During the 2019-20 school year, the student body voted on a resolution to defund the Collegiate Readership Program and halt the delivery of national newspapers to Truman State University’s campus.
The CRP has had a long battle with the Organization Activities Fee review committee and Student Government that started in 2013. The OAF review committee is a Student Government-appointed group that recommends changes to the funding of certain programs and organizations. During the 2013-14 academic year, the committee decreased the fee allotted to the CRP from the Student Activities Fee, citing a surplus of money saved as the reason.
The budget was slashed again during the 2016-17 meeting of the OAF. The fee allotted to the CRP was decreased from $3.75 to $1.50. Again, the reason for the decrease was a surplus of money. The committee intended to run off the surplus until the next OAF review could reevaluate the CRP.
By the time these decreases in fee allotment were in place and the 2019-20 OAF review committee met for discussion, the CRP was running a deficit and was in danger of exhausting its funds by fall 2020.
Student Government President Katie Alexander explained that with the current funding that the CRP was receiving, there would only be about a month’s worth of newspapers delivered for the fall 2020 semester.
“So with the $1.50 that students would have been spending on [the CRP] this year, we would have had about a month of printed newspapers,” Alexander said. “We decided to recommend ceasing the funding of the program because if we asked students to fund it, there would be almost no service for them for the year, so that would be a waste of their money.”
This scenario is based upon the idea that the CRP would’ve continued to receive the unsustainable $1.50 it had been allotted.
Adam Barker, Student Government representative for the 2019-20 OAF review committee, said lack of funding was not the only reason for the CRP’s recommendation for termination.
A survey was emailed to all students during the spring 2020 semester that included questions asking about their familiarity with the CRP.
Barker said the important part of the survey was the question of whether or not students would be more likely to utilize an online news service rather than a physical one, with 78.3% responding yes.
When asked their opinion about the statement, “I feel that it is important to continue the Collegiate Readership Program,” more students agreed than disagreed. Twenty-eight percent of students said that they somewhat or strongly disagreed and 42% said that they somewhat or strongly agreed, leaving out the 29% that had no opinion.
It’s important to understand that the Student Government passed a resolution during the 2018-19 school year, Barker explained, recommending the movement from physical newspapers to an online news source.
In spring 2020, students voted on the defunding of the CRP. Two hundred and eighty-six people voted for this measure in total, a little over 5% of the student population, with 197 votes in favor of the defunding and 89 votes against. Assuming all of the 2019-20 Student Government members, with a population of around 30, voted within this election while following their own recommendations for defunding, 10% of the vote was already locked in support of defunding.
Although the ballot measure to defund the CRP was added, there was no measure to enact any kind of online alternative. According to the OAF resolution recommending the defunding, there was not enough time to “adequately gauge student interest and opinion regarding an online-based subscription.”

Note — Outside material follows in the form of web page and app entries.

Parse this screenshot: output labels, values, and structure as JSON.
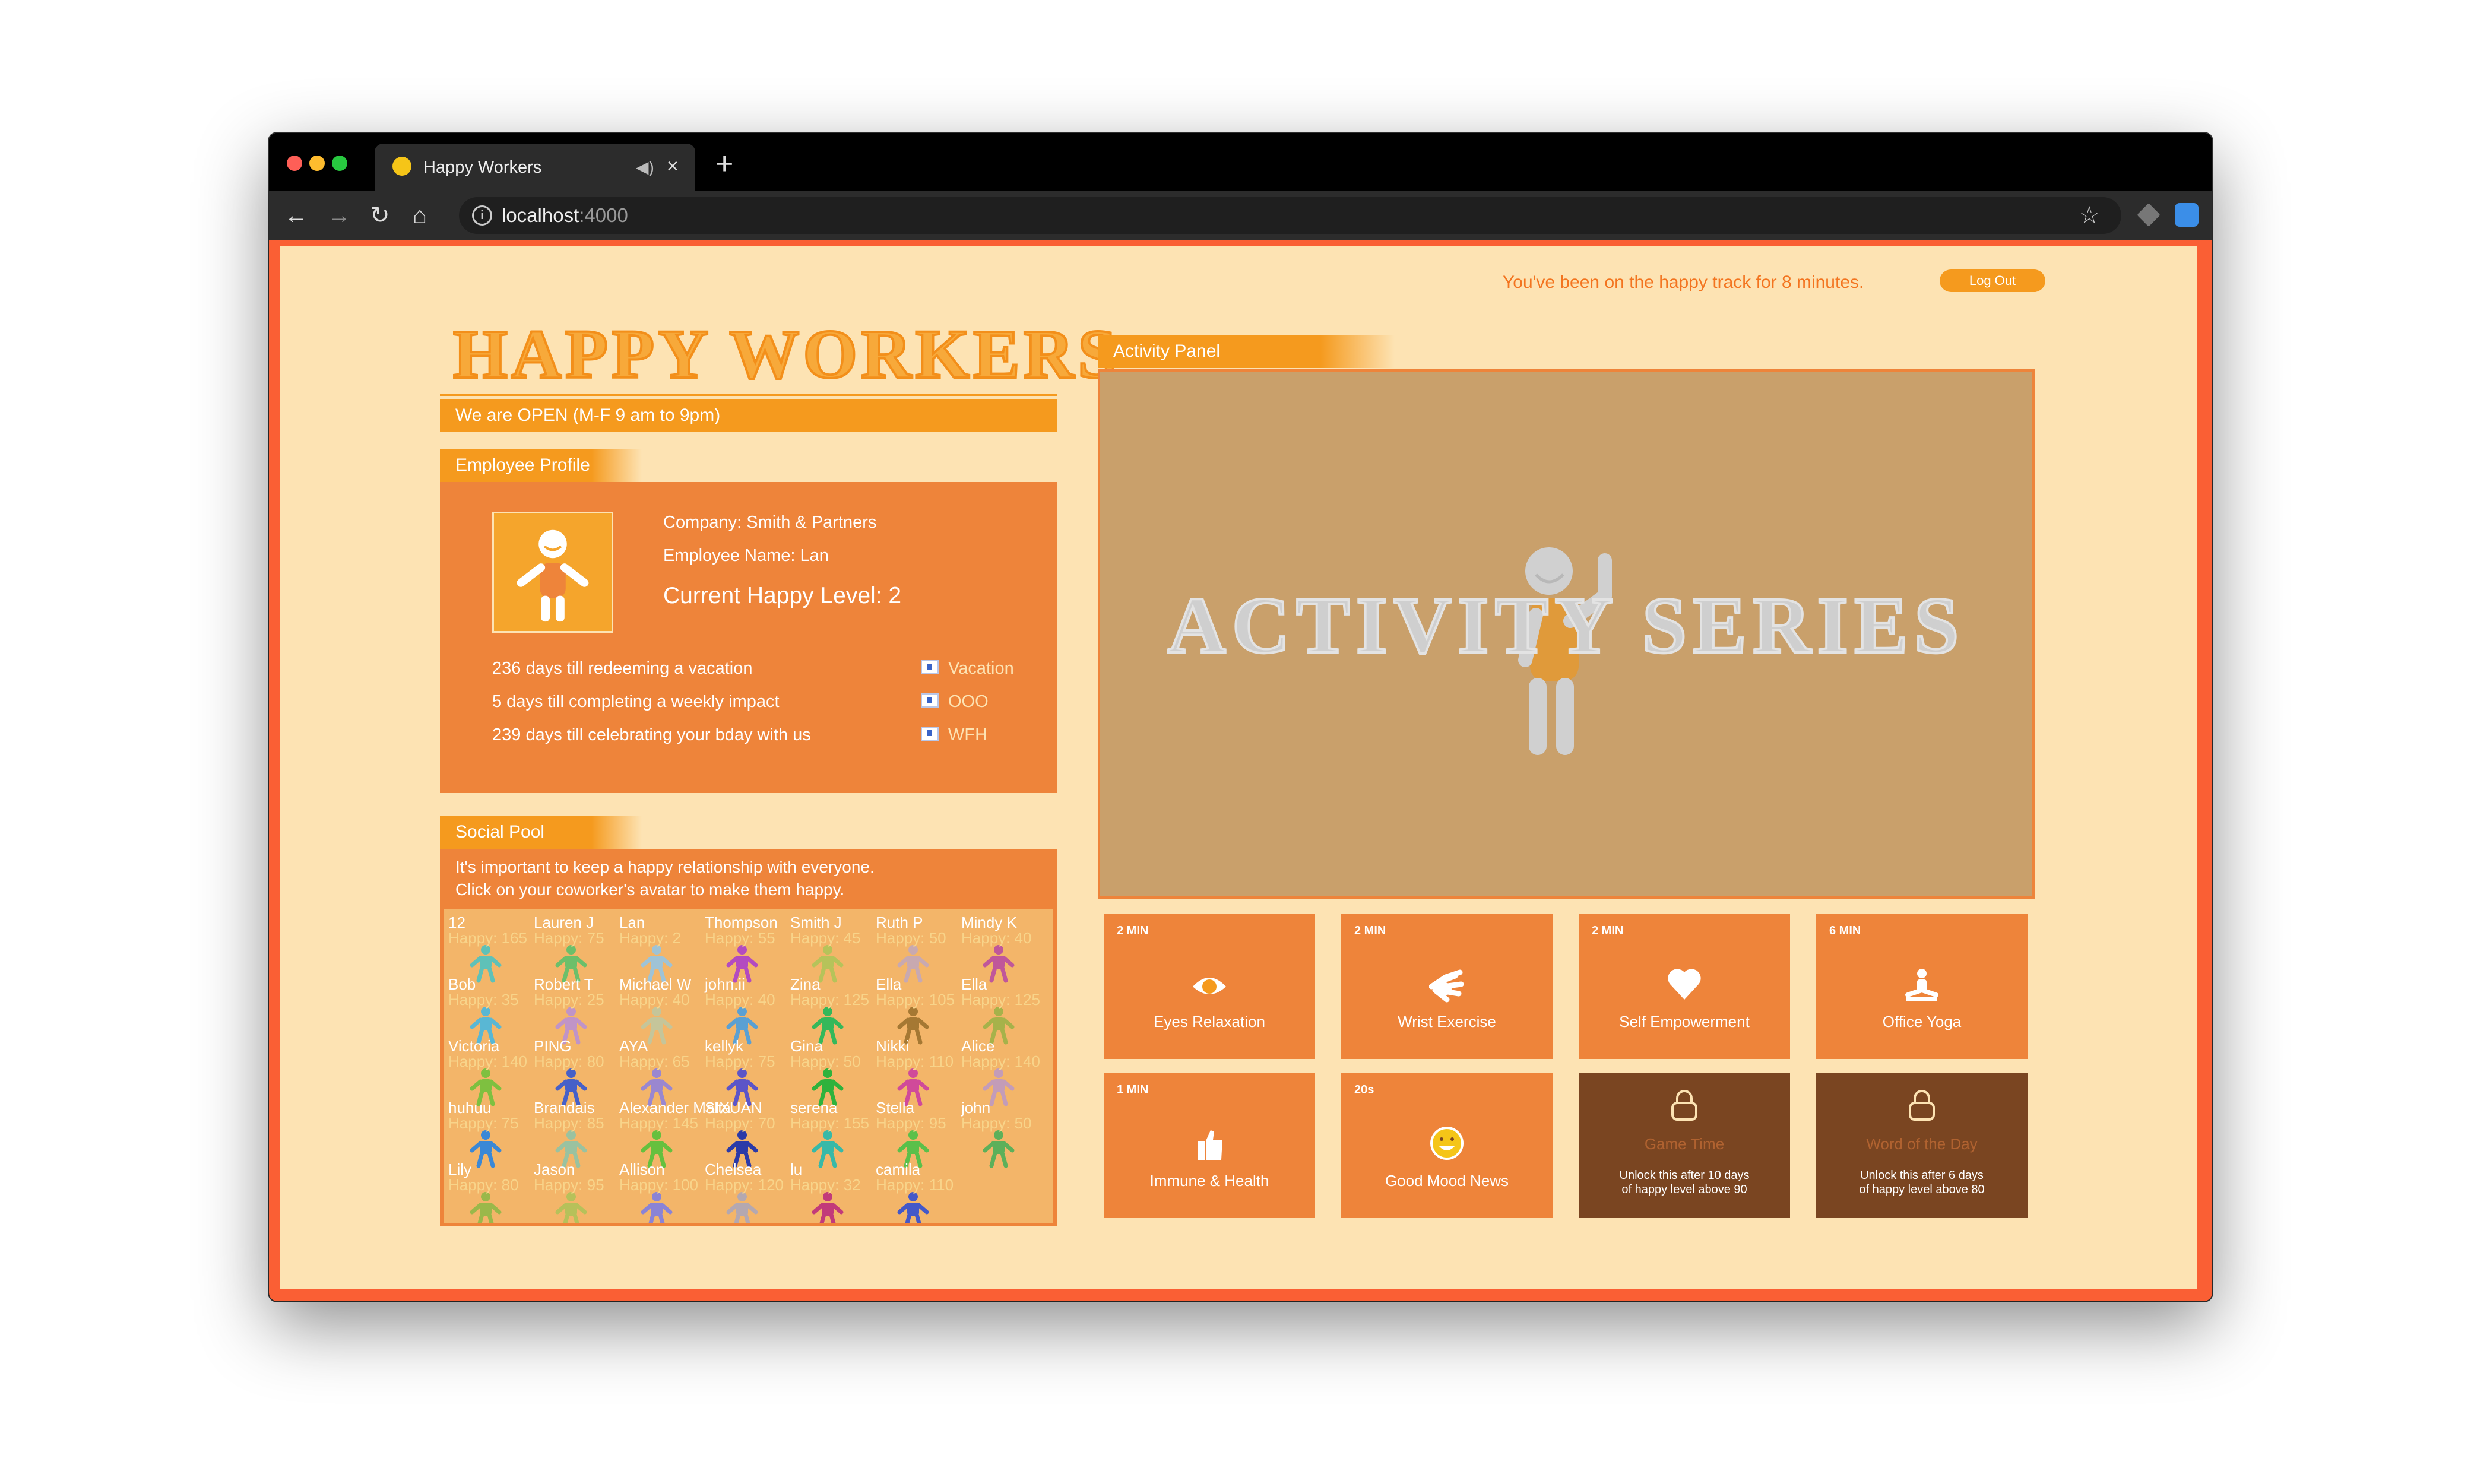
{
  "browser": {
    "tab_title": "Happy Workers",
    "tab_audio": "◀)",
    "tab_close": "×",
    "new_tab": "+",
    "back": "←",
    "forward": "→",
    "reload": "↻",
    "home": "⌂",
    "info": "i",
    "url_host": "localhost",
    "url_port": ":4000",
    "bookmark": "☆",
    "traffic_lights": [
      "#fe5f57",
      "#febc2e",
      "#28c840"
    ]
  },
  "header": {
    "track_message": "You've been on the happy track for 8 minutes.",
    "logout_label": "Log Out"
  },
  "logo": {
    "title": "HAPPY WORKERS"
  },
  "hours": {
    "text": "We are OPEN (M-F 9 am to 9pm)"
  },
  "profile": {
    "section_title": "Employee Profile",
    "company": "Company: Smith & Partners",
    "employee_name": "Employee Name: Lan",
    "happy_level": "Current Happy Level: 2",
    "countdowns": [
      {
        "text": "236 days till redeeming a vacation",
        "link": "Vacation"
      },
      {
        "text": "5 days till completing a weekly impact",
        "link": "OOO"
      },
      {
        "text": "239 days till celebrating your bday with us",
        "link": "WFH"
      }
    ]
  },
  "social": {
    "section_title": "Social Pool",
    "intro_1": "It's important to keep a happy relationship with everyone.",
    "intro_2": "Click on your coworker's avatar to make them happy.",
    "workers": [
      {
        "name": "12",
        "happy": "Happy: 165",
        "color": "#5fc1b8"
      },
      {
        "name": "Lauren J",
        "happy": "Happy: 75",
        "color": "#6cbf6a"
      },
      {
        "name": "Lan",
        "happy": "Happy: 2",
        "color": "#9fc3d6"
      },
      {
        "name": "Thompson",
        "happy": "Happy: 55",
        "color": "#b34bc0"
      },
      {
        "name": "Smith J",
        "happy": "Happy: 45",
        "color": "#b6c35a"
      },
      {
        "name": "Ruth P",
        "happy": "Happy: 50",
        "color": "#c8a9b0"
      },
      {
        "name": "Mindy K",
        "happy": "Happy: 40",
        "color": "#c0579a"
      },
      {
        "name": "Bob",
        "happy": "Happy: 35",
        "color": "#59b7d4"
      },
      {
        "name": "Robert T",
        "happy": "Happy: 25",
        "color": "#c094c7"
      },
      {
        "name": "Michael W",
        "happy": "Happy: 40",
        "color": "#c5c59a"
      },
      {
        "name": "john.ii",
        "happy": "Happy: 40",
        "color": "#5aa0d3"
      },
      {
        "name": "Zina",
        "happy": "Happy: 125",
        "color": "#35b85a"
      },
      {
        "name": "Ella",
        "happy": "Happy: 105",
        "color": "#a57833"
      },
      {
        "name": "Ella",
        "happy": "Happy: 125",
        "color": "#a6b24a"
      },
      {
        "name": "Victoria",
        "happy": "Happy: 140",
        "color": "#7ec040"
      },
      {
        "name": "PING",
        "happy": "Happy: 80",
        "color": "#4660c8"
      },
      {
        "name": "AYA",
        "happy": "Happy: 65",
        "color": "#9a87d0"
      },
      {
        "name": "kellyk",
        "happy": "Happy: 75",
        "color": "#5c55c8"
      },
      {
        "name": "Gina",
        "happy": "Happy: 50",
        "color": "#2fb23c"
      },
      {
        "name": "Nikki",
        "happy": "Happy: 110",
        "color": "#d04a9a"
      },
      {
        "name": "Alice",
        "happy": "Happy: 140",
        "color": "#c39cb8"
      },
      {
        "name": "huhuu",
        "happy": "Happy: 75",
        "color": "#3a88d6"
      },
      {
        "name": "Brandais",
        "happy": "Happy: 85",
        "color": "#9ac2a0"
      },
      {
        "name": "Alexander Malta",
        "happy": "Happy: 145",
        "color": "#66c03e"
      },
      {
        "name": "SIXUAN",
        "happy": "Happy: 70",
        "color": "#2b3aa8"
      },
      {
        "name": "serena",
        "happy": "Happy: 155",
        "color": "#37b9a8"
      },
      {
        "name": "Stella",
        "happy": "Happy: 95",
        "color": "#5ac04a"
      },
      {
        "name": "john",
        "happy": "Happy: 50",
        "color": "#5db05a"
      },
      {
        "name": "Lily",
        "happy": "Happy: 80",
        "color": "#9ab84a"
      },
      {
        "name": "Jason",
        "happy": "Happy: 95",
        "color": "#b6c15a"
      },
      {
        "name": "Allison",
        "happy": "Happy: 100",
        "color": "#8a83d6"
      },
      {
        "name": "Chelsea",
        "happy": "Happy: 120",
        "color": "#b4a8b0"
      },
      {
        "name": "lu",
        "happy": "Happy: 32",
        "color": "#c23a7a"
      },
      {
        "name": "camila",
        "happy": "Happy: 110",
        "color": "#4458c8"
      }
    ]
  },
  "activity": {
    "section_title": "Activity Panel",
    "banner": "ACTIVITY SERIES",
    "tiles": [
      {
        "duration": "2 MIN",
        "label": "Eyes Relaxation",
        "icon": "eye-icon"
      },
      {
        "duration": "2 MIN",
        "label": "Wrist Exercise",
        "icon": "hand-icon"
      },
      {
        "duration": "2 MIN",
        "label": "Self Empowerment",
        "icon": "heart-icon"
      },
      {
        "duration": "6 MIN",
        "label": "Office Yoga",
        "icon": "yoga-icon"
      },
      {
        "duration": "1 MIN",
        "label": "Immune & Health",
        "icon": "thumbs-up-icon"
      },
      {
        "duration": "20s",
        "label": "Good Mood News",
        "icon": "smile-icon"
      }
    ],
    "locked_tiles": [
      {
        "label": "Game Time",
        "unlock_1": "Unlock this after 10 days",
        "unlock_2": "of happy level above 90",
        "icon": "lock-icon"
      },
      {
        "label": "Word of the Day",
        "unlock_1": "Unlock this after 6 days",
        "unlock_2": "of happy level above 80",
        "icon": "lock-icon"
      }
    ]
  }
}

Gavin Arnold, the student-at-large for the 2019-20 OAF review committee, said there was a lot more to be evaluated about the online CRP alternative than what the OAF committee was able to accomplish.
“We just wanted to give more time for a proper evaluation to occur — to see how many students would use an online program and what that would cost,” Arnold said.
Based on research done by the 2019-20 OAF committee, the amount needed for both undergraduate and graduate students to receive an online subscription to the New York Times would cost $15,114.40/year or $2.67/student.
The implementation of an online news source is not completely new to Truman’s campus. In 2015 “The Buzz,” an app that combined the news of USA Today and The Index, was introduced and quickly scrapped the next year due to lack of interest and awareness.
After “The Buzz” was shut down, the 2017 OAF committee recognized the time and resources that were put into the app by TMN yet declined to allot the funds from “The Buzz” to the organization, citing that the fee is “not to supplement a lack of funding in the Communication Department.”
Changes have been made to the OAF review counsel starting this year and a review will now happen every year instead of every 3 years. Barker said this allows the committee to spend more time and attention on individual programs.
“[This year] it’s going to be talking more about the project-based fees that go towards different projects and policies on Truman’s campus,” Barker said. “We’re not focusing on the organizations this year which I think is going to help.”
Barker said if anyone has any opinions on the CRP or Student Government matters in general, they should contact a Student Government representative.
“We are more than willing to listen and talk with you to make your voice heard,” Barker said.